WHAT IS NEEDED:
Keeping pictures out of the copy, restate each record word for word.

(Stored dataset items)
════════

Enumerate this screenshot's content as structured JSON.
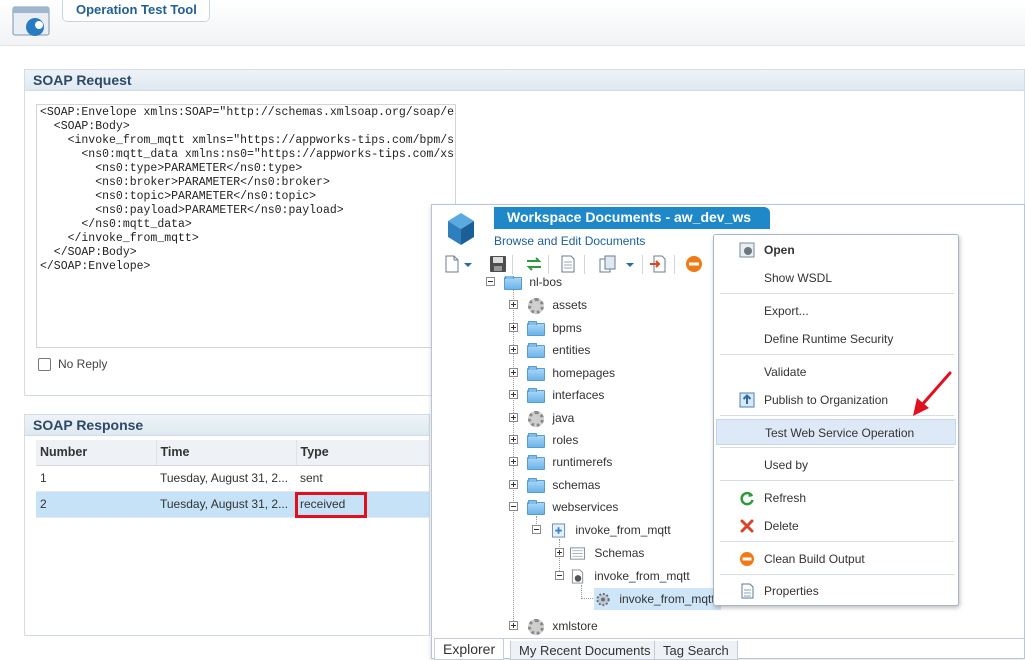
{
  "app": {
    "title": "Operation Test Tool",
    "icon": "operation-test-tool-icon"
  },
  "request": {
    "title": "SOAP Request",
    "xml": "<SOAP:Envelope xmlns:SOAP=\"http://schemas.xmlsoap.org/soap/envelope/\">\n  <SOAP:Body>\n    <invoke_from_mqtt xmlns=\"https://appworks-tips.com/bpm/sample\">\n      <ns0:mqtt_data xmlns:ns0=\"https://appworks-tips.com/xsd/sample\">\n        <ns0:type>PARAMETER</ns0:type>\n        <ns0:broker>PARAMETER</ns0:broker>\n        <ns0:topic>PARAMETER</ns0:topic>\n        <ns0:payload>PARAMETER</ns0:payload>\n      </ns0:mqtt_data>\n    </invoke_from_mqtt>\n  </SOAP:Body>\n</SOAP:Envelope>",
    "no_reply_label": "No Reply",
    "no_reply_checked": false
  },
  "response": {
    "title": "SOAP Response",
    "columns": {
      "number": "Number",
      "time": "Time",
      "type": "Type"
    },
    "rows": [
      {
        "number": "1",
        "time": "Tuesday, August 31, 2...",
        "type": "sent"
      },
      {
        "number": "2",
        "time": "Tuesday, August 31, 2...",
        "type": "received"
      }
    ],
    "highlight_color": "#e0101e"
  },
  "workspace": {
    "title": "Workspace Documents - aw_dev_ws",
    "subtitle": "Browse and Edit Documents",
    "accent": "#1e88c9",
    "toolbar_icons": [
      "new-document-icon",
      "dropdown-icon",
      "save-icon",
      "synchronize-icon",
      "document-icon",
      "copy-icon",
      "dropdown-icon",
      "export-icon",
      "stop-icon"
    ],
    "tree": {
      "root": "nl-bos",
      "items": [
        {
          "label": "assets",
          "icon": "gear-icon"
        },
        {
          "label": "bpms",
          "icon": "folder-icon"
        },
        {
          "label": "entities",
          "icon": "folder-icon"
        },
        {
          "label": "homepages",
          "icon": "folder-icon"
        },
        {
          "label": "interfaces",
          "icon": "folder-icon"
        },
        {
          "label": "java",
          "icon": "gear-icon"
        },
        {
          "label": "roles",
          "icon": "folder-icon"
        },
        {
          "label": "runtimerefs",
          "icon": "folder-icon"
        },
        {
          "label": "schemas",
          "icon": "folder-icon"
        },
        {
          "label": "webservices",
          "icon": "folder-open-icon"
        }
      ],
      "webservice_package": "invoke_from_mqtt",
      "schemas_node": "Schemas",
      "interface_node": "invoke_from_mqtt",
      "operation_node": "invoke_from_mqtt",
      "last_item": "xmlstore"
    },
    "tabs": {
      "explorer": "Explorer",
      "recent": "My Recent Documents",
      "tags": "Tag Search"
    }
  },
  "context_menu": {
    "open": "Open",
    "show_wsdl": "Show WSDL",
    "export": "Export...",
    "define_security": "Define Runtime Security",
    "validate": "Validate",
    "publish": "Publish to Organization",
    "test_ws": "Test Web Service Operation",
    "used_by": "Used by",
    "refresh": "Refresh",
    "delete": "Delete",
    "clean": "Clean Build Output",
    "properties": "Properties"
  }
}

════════

SOLUTION FOR THIS EXERCISE:
Enumerate this screenshot's content as structured JSON.
{
  "app": {
    "title": "Operation Test Tool",
    "icon": "operation-test-tool-icon"
  },
  "request": {
    "title": "SOAP Request",
    "xml": "<SOAP:Envelope xmlns:SOAP=\"http://schemas.xmlsoap.org/soap/envelope/\">\n  <SOAP:Body>\n    <invoke_from_mqtt xmlns=\"https://appworks-tips.com/bpm/sample\">\n      <ns0:mqtt_data xmlns:ns0=\"https://appworks-tips.com/xsd/sample\">\n        <ns0:type>PARAMETER</ns0:type>\n        <ns0:broker>PARAMETER</ns0:broker>\n        <ns0:topic>PARAMETER</ns0:topic>\n        <ns0:payload>PARAMETER</ns0:payload>\n      </ns0:mqtt_data>\n    </invoke_from_mqtt>\n  </SOAP:Body>\n</SOAP:Envelope>",
    "no_reply_label": "No Reply",
    "no_reply_checked": false
  },
  "response": {
    "title": "SOAP Response",
    "columns": {
      "number": "Number",
      "time": "Time",
      "type": "Type"
    },
    "rows": [
      {
        "number": "1",
        "time": "Tuesday, August 31, 2...",
        "type": "sent"
      },
      {
        "number": "2",
        "time": "Tuesday, August 31, 2...",
        "type": "received"
      }
    ],
    "highlight_color": "#e0101e"
  },
  "workspace": {
    "title": "Workspace Documents - aw_dev_ws",
    "subtitle": "Browse and Edit Documents",
    "accent": "#1e88c9",
    "toolbar_icons": [
      "new-document-icon",
      "dropdown-icon",
      "save-icon",
      "synchronize-icon",
      "document-icon",
      "copy-icon",
      "dropdown-icon",
      "export-icon",
      "stop-icon"
    ],
    "tree": {
      "root": "nl-bos",
      "items": [
        {
          "label": "assets",
          "icon": "gear-icon"
        },
        {
          "label": "bpms",
          "icon": "folder-icon"
        },
        {
          "label": "entities",
          "icon": "folder-icon"
        },
        {
          "label": "homepages",
          "icon": "folder-icon"
        },
        {
          "label": "interfaces",
          "icon": "folder-icon"
        },
        {
          "label": "java",
          "icon": "gear-icon"
        },
        {
          "label": "roles",
          "icon": "folder-icon"
        },
        {
          "label": "runtimerefs",
          "icon": "folder-icon"
        },
        {
          "label": "schemas",
          "icon": "folder-icon"
        },
        {
          "label": "webservices",
          "icon": "folder-open-icon"
        }
      ],
      "webservice_package": "invoke_from_mqtt",
      "schemas_node": "Schemas",
      "interface_node": "invoke_from_mqtt",
      "operation_node": "invoke_from_mqtt",
      "last_item": "xmlstore"
    },
    "tabs": {
      "explorer": "Explorer",
      "recent": "My Recent Documents",
      "tags": "Tag Search"
    }
  },
  "context_menu": {
    "open": "Open",
    "show_wsdl": "Show WSDL",
    "export": "Export...",
    "define_security": "Define Runtime Security",
    "validate": "Validate",
    "publish": "Publish to Organization",
    "test_ws": "Test Web Service Operation",
    "used_by": "Used by",
    "refresh": "Refresh",
    "delete": "Delete",
    "clean": "Clean Build Output",
    "properties": "Properties"
  }
}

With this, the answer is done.